Sen. Mary L. Landrieu, D-La., and her top 2014 opponent, Rep. Bill Cassidy, R-La., are in a de facto race to pass competing flood insurance legislation pending in both chambers.
As one of this cycle's most vulnerable incumbents, Landrieu has emphasized her seniority in her re-election. She's argued it makes her a powerful voice for Louisiana in Washington — powerful enough to convince leaders to push forward flood insurance extension.
For Cassidy, getting enough support for the flood insurance bill would demonstrate an ability to put his state above the conservative politics that often drive the House GOP. Disaster relief, even though historically bipartisan, has proven to be a lightning rod over the past few years, with a near-revolt among GOP ranks over a delayed Hurricane Sandy relief bill in 2012.

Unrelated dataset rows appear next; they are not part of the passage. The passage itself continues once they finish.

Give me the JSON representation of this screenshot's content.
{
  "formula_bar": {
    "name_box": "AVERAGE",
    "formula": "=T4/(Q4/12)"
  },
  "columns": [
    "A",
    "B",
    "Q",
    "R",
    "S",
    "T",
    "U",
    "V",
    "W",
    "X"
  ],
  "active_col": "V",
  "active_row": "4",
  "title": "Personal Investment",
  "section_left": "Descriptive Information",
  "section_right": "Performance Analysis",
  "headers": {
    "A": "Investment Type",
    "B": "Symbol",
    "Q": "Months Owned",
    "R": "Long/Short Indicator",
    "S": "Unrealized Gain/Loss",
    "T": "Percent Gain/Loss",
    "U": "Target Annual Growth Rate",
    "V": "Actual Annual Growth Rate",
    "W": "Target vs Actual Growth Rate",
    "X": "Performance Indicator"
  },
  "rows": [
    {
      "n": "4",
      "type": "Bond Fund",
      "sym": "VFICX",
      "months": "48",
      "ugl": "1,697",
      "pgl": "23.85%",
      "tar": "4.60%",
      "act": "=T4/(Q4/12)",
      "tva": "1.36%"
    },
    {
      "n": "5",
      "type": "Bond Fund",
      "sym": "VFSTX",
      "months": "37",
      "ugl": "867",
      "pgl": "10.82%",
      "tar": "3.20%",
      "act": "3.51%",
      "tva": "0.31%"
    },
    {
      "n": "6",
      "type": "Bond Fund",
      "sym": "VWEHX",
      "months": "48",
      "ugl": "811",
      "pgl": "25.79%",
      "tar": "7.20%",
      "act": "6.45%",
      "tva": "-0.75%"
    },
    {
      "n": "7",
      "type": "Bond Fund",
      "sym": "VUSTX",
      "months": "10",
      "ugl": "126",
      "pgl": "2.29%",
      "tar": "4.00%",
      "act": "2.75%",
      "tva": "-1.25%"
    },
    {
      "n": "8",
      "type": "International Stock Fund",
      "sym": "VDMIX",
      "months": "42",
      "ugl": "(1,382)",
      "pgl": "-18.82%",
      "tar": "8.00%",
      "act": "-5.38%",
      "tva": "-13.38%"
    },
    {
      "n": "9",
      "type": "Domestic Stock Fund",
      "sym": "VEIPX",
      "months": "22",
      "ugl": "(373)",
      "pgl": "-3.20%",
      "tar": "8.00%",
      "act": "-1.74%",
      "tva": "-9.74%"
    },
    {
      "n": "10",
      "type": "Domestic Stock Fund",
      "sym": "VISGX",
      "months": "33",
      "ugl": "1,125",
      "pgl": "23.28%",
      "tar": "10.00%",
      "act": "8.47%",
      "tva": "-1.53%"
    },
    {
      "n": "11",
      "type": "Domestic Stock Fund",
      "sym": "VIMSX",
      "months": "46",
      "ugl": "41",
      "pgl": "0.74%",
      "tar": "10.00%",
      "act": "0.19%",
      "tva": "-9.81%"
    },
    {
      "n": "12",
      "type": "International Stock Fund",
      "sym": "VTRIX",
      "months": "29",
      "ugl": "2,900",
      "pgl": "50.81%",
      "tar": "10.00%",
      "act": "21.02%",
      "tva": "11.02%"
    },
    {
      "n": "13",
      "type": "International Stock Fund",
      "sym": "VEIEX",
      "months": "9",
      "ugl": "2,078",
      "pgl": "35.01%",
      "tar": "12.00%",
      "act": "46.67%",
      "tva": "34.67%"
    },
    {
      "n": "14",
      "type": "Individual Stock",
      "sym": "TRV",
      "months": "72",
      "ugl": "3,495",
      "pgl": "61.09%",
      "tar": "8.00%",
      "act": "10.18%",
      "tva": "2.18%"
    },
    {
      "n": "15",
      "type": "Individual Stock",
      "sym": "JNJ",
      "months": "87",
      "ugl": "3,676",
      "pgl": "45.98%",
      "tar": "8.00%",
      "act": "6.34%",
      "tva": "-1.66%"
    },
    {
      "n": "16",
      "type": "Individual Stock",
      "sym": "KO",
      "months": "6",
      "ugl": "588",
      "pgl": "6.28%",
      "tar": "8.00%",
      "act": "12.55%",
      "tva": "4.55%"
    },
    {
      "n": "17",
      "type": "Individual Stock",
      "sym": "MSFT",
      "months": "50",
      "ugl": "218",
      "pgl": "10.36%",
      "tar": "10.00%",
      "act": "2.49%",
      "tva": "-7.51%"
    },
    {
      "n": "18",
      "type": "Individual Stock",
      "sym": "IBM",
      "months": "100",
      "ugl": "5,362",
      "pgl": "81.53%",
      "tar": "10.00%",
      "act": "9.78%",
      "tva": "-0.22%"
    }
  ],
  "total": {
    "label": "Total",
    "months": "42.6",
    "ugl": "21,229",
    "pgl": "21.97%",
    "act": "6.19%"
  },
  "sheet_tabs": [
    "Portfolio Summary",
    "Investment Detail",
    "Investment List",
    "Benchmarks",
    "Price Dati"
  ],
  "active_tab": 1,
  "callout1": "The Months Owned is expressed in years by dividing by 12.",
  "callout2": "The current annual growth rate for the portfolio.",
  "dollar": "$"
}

Senate leadership aides noted the urgency with which Landrieu has been pushing the bill. It's not only good for her from a policy perspective — Louisiana politicians regardless of party don't want to see premiums increase — but also to prove her political might within the chamber. Landrieu is also in line to be chairwoman of the Senate Energy Committee.
Leaders had agreed to move onto the bill last week, when they assumed Republicans would block an unemployment insurance extension. Landrieu had even scheduled a press conference, which was led officially by others to avoid giving Senate Republicans an opportunity to filibuster a "Landrieu bill". But that effort was stalled when the Senate unexpectedly voted to end debate on UI extension bill.
"This is not about Mary Landrieu, Bill Cassidy or the Senate race. This is about helping people in a desperate situation," Landrieu told WWJ radio in Louisiana last week, as reported by the Times-Picayune in a story about the Cassidy-Landrieu dynamic on the bill.
An aide to Landrieu told CQ Roll Call there's "no significance to the Senate moving first, other than that there is more support for the legislation right now in the Senate."
Meanwhile, in the House, a GOP leadership aide says doing the flood insurance legislation has been a priority for the caucus since the fall. The aide noted Cassidy's bill had appeared repeatedly on Majority Leader Eric Cantor's Powerpoint presentation to rank-and-file members on the party's agenda in closed-door meetings.